Eric Byres and Ron Brash from cybersecurity firm aDolus Technology pointed to several attacks on ports worldwide as evidence backing up Mayorkas’ assertion, including the NotPetya attacks and even an incident on Wednesday where a Maersk port in Guatemala was hit with ransomware. 

Byres added that cyberattacks are a stealthier way for nation states like Russia to cause disruption without the kind of attribution that typically comes from kinetic attacks. 

Brash explained that ports are relatively easy targets because so much of their staffing is outsourced.

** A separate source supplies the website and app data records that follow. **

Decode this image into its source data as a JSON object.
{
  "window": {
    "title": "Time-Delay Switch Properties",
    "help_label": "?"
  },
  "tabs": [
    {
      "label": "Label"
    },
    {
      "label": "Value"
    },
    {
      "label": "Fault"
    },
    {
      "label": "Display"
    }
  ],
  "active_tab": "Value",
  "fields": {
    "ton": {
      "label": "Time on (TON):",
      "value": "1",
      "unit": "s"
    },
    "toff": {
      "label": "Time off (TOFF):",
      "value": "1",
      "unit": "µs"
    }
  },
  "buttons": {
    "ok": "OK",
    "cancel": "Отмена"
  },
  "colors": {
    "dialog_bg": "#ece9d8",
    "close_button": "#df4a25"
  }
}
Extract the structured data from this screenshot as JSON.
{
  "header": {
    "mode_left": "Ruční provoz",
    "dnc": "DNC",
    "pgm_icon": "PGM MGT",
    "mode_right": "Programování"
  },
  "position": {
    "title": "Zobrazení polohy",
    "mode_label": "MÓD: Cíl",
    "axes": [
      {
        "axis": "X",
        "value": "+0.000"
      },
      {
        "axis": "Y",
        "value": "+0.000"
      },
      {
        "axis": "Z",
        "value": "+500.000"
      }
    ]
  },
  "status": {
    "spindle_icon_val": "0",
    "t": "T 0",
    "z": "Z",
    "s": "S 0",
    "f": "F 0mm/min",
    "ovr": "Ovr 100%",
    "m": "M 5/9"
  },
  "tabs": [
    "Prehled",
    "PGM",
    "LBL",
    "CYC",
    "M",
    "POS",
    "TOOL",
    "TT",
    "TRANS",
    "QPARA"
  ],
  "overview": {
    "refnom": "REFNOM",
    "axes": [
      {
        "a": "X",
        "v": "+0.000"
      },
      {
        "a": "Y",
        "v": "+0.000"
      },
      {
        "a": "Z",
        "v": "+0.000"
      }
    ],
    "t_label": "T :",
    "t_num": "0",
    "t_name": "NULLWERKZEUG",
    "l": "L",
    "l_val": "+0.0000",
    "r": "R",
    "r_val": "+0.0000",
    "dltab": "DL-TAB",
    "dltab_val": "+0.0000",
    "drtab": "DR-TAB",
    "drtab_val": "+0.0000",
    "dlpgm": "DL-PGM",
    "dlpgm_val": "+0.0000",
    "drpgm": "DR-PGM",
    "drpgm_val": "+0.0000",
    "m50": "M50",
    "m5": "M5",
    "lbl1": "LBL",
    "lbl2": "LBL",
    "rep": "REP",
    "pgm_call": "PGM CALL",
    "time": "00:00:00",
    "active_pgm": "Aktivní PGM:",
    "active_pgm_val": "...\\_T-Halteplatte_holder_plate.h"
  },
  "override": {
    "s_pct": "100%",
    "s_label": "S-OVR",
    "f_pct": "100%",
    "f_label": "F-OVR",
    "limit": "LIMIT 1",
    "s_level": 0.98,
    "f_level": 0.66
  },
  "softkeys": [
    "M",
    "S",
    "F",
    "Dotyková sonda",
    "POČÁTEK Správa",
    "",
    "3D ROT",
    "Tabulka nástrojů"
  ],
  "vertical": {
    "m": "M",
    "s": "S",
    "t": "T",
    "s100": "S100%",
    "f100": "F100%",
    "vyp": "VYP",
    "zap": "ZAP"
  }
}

“There are so many entries in from a supply chain perspective, from software but also you could use a contractor’s laptop. You have these big integrated databases like what we saw with Colonial Pipeline,” Brash said, listing several systems including GPS that could be damaged by a cyberattack. 

“We just keep pushing automation technology and that’s where I suspect that the director was saying that cybersecurity is a clear security concern because of the way we’ve built these industries up to be.”

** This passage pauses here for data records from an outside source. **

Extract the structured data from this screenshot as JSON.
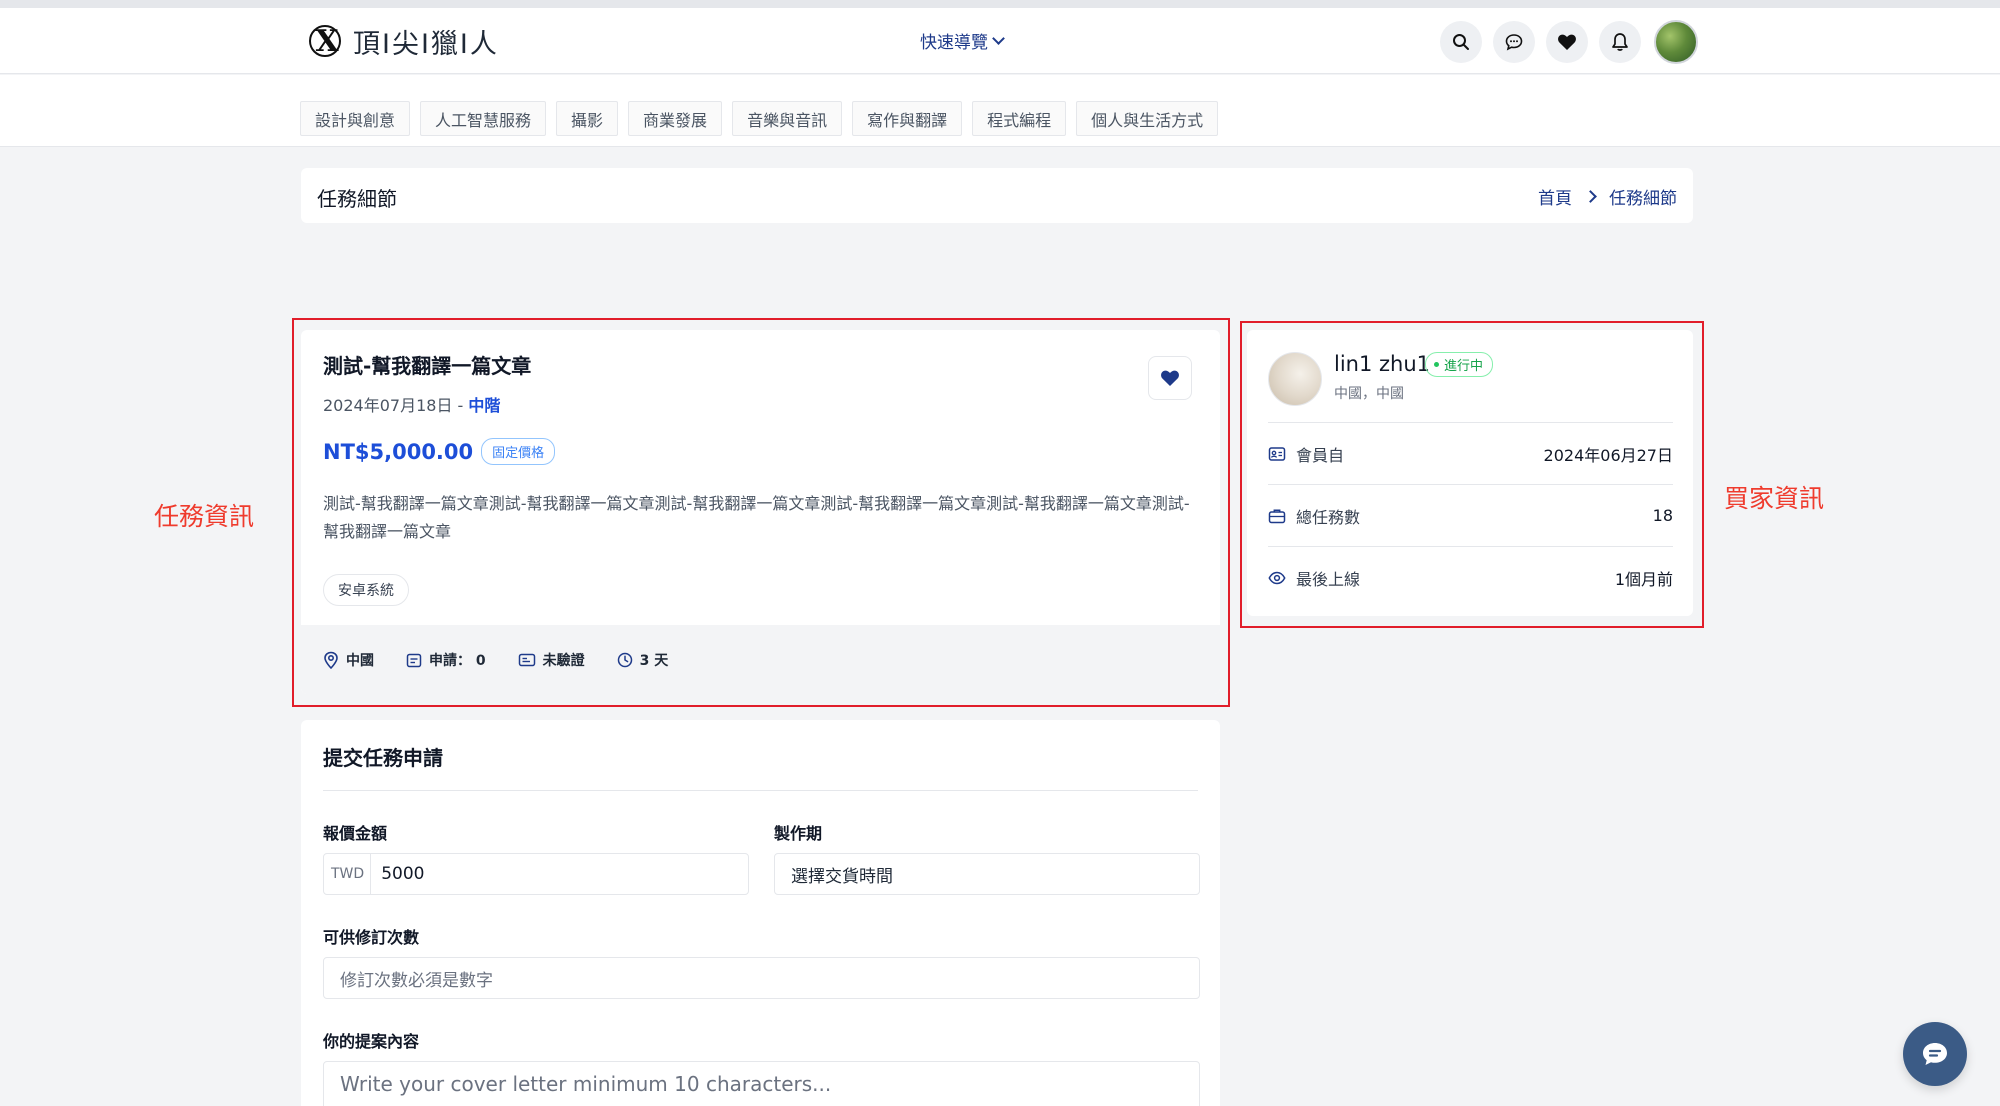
{
  "header": {
    "logo_text": "頂I尖I獵I人",
    "quick_nav_label": "快速導覽",
    "icons": [
      "search-icon",
      "chat-icon",
      "heart-icon",
      "bell-icon"
    ]
  },
  "categories": [
    "設計與創意",
    "人工智慧服務",
    "攝影",
    "商業發展",
    "音樂與音訊",
    "寫作與翻譯",
    "程式編程",
    "個人與生活方式"
  ],
  "page": {
    "title": "任務細節",
    "breadcrumb_home": "首頁",
    "breadcrumb_current": "任務細節"
  },
  "annotations": {
    "task_info": "任務資訊",
    "buyer_info": "買家資訊"
  },
  "task": {
    "title": "測試-幫我翻譯一篇文章",
    "date": "2024年07月18日 -",
    "level": "中階",
    "price": "NT$5,000.00",
    "price_type": "固定價格",
    "description": "測試-幫我翻譯一篇文章測試-幫我翻譯一篇文章測試-幫我翻譯一篇文章測試-幫我翻譯一篇文章測試-幫我翻譯一篇文章測試-幫我翻譯一篇文章",
    "tag": "安卓系統",
    "location": "中國",
    "applications": "申請： 0",
    "verification": "未驗證",
    "duration": "3 天"
  },
  "buyer": {
    "name": "lin1 zhu1",
    "status": "進行中",
    "location": "中國，中國",
    "member_since_label": "會員自",
    "member_since": "2024年06月27日",
    "total_tasks_label": "總任務數",
    "total_tasks": "18",
    "last_online_label": "最後上線",
    "last_online": "1個月前"
  },
  "application_form": {
    "title": "提交任務申請",
    "quote_label": "報價金額",
    "currency": "TWD",
    "quote_value": "5000",
    "delivery_label": "製作期",
    "delivery_placeholder": "選擇交貨時間",
    "revisions_label": "可供修訂次數",
    "revisions_placeholder": "修訂次數必須是數字",
    "proposal_label": "你的提案內容",
    "proposal_placeholder": "Write your cover letter minimum 10 characters..."
  },
  "colors": {
    "annotation_red": "#e11d2a",
    "primary_blue": "#1d4ed8",
    "nav_blue": "#1e3a8a",
    "success_green": "#16a34a"
  }
}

According to Byres, most hackers will target IT systems connected to the business operations of ports because they are typically easier to compromise through the software supply chain. 

Operational systems are tougher to breach but nation states do have the capability to attack these systems, he explained. 

“The unfortunate reality is that ports have very poor visibility into their network, meaning once hackers are in they can really do what they please and the IT guys won’t see them,” Byres said. 

Several other experts, including Tenable’s Marty Edwards said Mayorkas is correct to call out the heightened cybersecurity risk to all critical infrastructures – and specifically pointing out the risk to maritime and ports.

SynSaber CTO Ron Fabela said ports and maritime operations have unique attributes that are attractive to threats: global footprints, high frequency of contact, and an amplified impact of loss.

Like Byres, he cited the NotPetya attack in 2017 as an example of the losses that can be caused by cyberattacks on ports, noting that Maersk reported losses of up to $300 million.

“For industrial control systems, specifically ports and maritime, drive-by ransomware events will continue as we move into 2023,” he said.  

This year, there were several cyberattacks on ports across Europe that caused massive issues. In February, European prosecutors and cybersecurity officials began investigating a ransomware attack affecting several major oil port terminals that targeted organizations in Belgium, the Netherlands, and Germany, including some of the largest ports in the region.

Oil companies Oiltanking and Mabanaft, both owned by German logistics conglomerate Marquard & Bahls, suffered a cyberattack that crippled their loading and unloading systems in February. Oiltanking said it “declared force majeure” due to the attacks. 

The attacks forced Shell to reroute oil supplies to other depots. German newspaper Handelsblatt said 233 gas stations across Germany now have to run some processes manually because of the attack.

Blake Benson, senior cyber advisor at ABS Group said the diversity of stakeholders and industry present at any given port can create scenarios that make it difficult to remediate cybersecurity issues. 

Several regulatory authorities overlap in port environments from a cyber perspective creating an additional layer of difficulty when restoring operations after a cyber event. 

“Instead of looking at threats to a single petrochemical facility, for example, you might be looking at how a cyber attack on a vessel or other MTS-related asset causes secondary or tertiary impacts to shoreside assets,” he said. 

“These are the types of scenarios that CISA’s cyber performance goals are designed to benefit—when there’s unclear cyber regulatory authority, or overlap from multiple sectors, adhering to the redefined ‘common baseline’ of cybersecurity maturity better ensures everyone is operating at the same benchmark.”

Jonathan has worked across the globe as a journalist since 2014. Before moving back to New York City, he worked for news outlets in South Africa, Jordan and Cambodia. He previously covered cybersecurity at ZDNet and TechRepublic.